Posttraumatic Growth: Shifting from Dysfunction to Evolution
It is time to move beyond just treating PTSD and focus on potential growth.
Posted Mar 27, 2018
March 20th marked the 15th anniversary of the U.S. invasion of Iraq. Although only a fraction of American service members remain deployed to Iraq today, the residual effects of combat permeate many of our communities.
As a nation we opened our communal arms to the men and women as they returned home from Iraq. Main Street parades were held and memorials were constructed. However, a darker side of this time began to show and still remains. It's the presence of the psychological effects of war, the most notable being post-traumatic stress disorder - simply referred to as PTSD.
PTSD has a long and sordid history with war. After witnessing countless soldiers suffering from fatigue, heart palpitations, and shortness of breath, Civil War doctor Jacob Mendes Da Costa labeled soldiers as suffering from "Soldier's Heart". What was believed to a be a cardiovascular condition was in fact anxiety.
The term "battle fatigue" was the dominate label during World War II. And although the medical community's understanding of the psychological consequences of combat was greater at this time, many military leaders incorrectly and callously labeled struggling soldiers as cowards.
It wasn't until the Vietnam War that researchers truly began to classify and categorize the many shared psychological symptoms of combat veterans. Consequently, the term PTSD made its way into the Diagnostic and Statistical Manual of Mental Disorders (DSM), the publication often referred to as the "psychiatric bible."
Today, 15 years into the longest period of war in our nation's history, we're still trying to understand PTSD. The prevalence rate in post-9/11 veterans hasn't changed from that of their predecessors from earlier conflicts, which has been reported to be as high as 30% in certain groups.
Our treatments haven't changed that much either. Talk-therapy and medications are the dominate interventions for our combat veterans. And unfortunately it's estimated that only about half of veterans who need treatment actually seek it. And of those who initiate treatment only a modest portion actually finish and achieve remission.
One hundred and fifty years after Soldier's Heart, it's time to rethink our approach to PTSD. Let's get away from the medical model that reduces our combat veterans to a set of symptoms and start harnessing their inner strength and turn their struggles into new possibilities, purpose, and meaning.
This novel concept is called "posttraumatic growth," or "PTG". PTG supports the notion that our most difficult experiences can make us stronger. Instead of just thinking in terms of recovery from traumatic events, we should also help combat veterans use their experiences to grow and become stronger, healthier, and better versions of themselves.

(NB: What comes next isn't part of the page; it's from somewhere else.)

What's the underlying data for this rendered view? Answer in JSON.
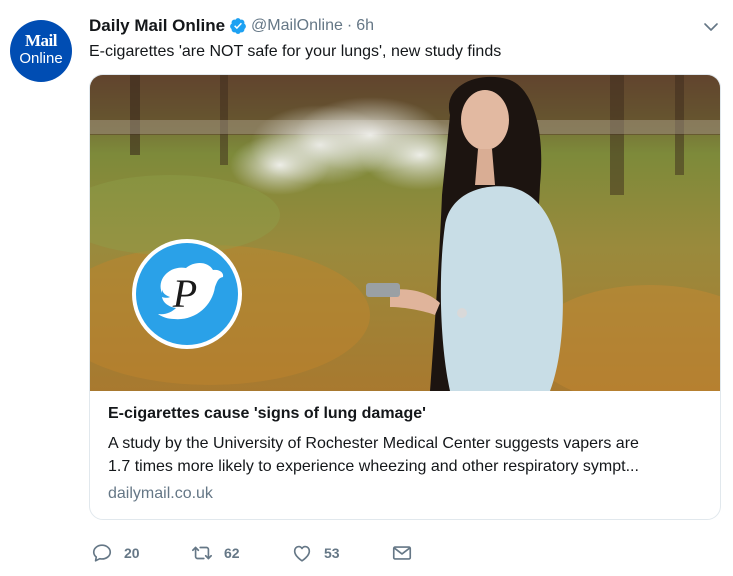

Many experts in psychology and psychiatry believe that PTG can be cultivated in veterans. In fact, over 30 years of research by psychologists Richard Tedeschi and Lawrence Calhoun, the fathers of modern-day PTG, establishes a strong foundation for this belief.
We don't believe that facilitating PTG in veterans should replace current treatments. Talk-therapy and medication are effective for a subset of combat veterans struggling with PTSD. We do believe that leveraging veterans' inner strength in order to help them explore new possibilities for psychological, relational, and spiritual growth is imperative. In other words, we must help them focus on what they have gained from their combat experiences versus what they have lost.
Bret A. Moore, Psy.D., is a former Army psychologist, veteran of the Iraq War and writer. He's the co-author of "The Posttraumatic Growth Workbook.”
Ken Falke is a retired Navy Master Chief. He's chairman and founder of both the Boulder Crest Retreat for Military and Veteran Wellness and the EOD Warrior Foundation and co-author of "Struggle Well".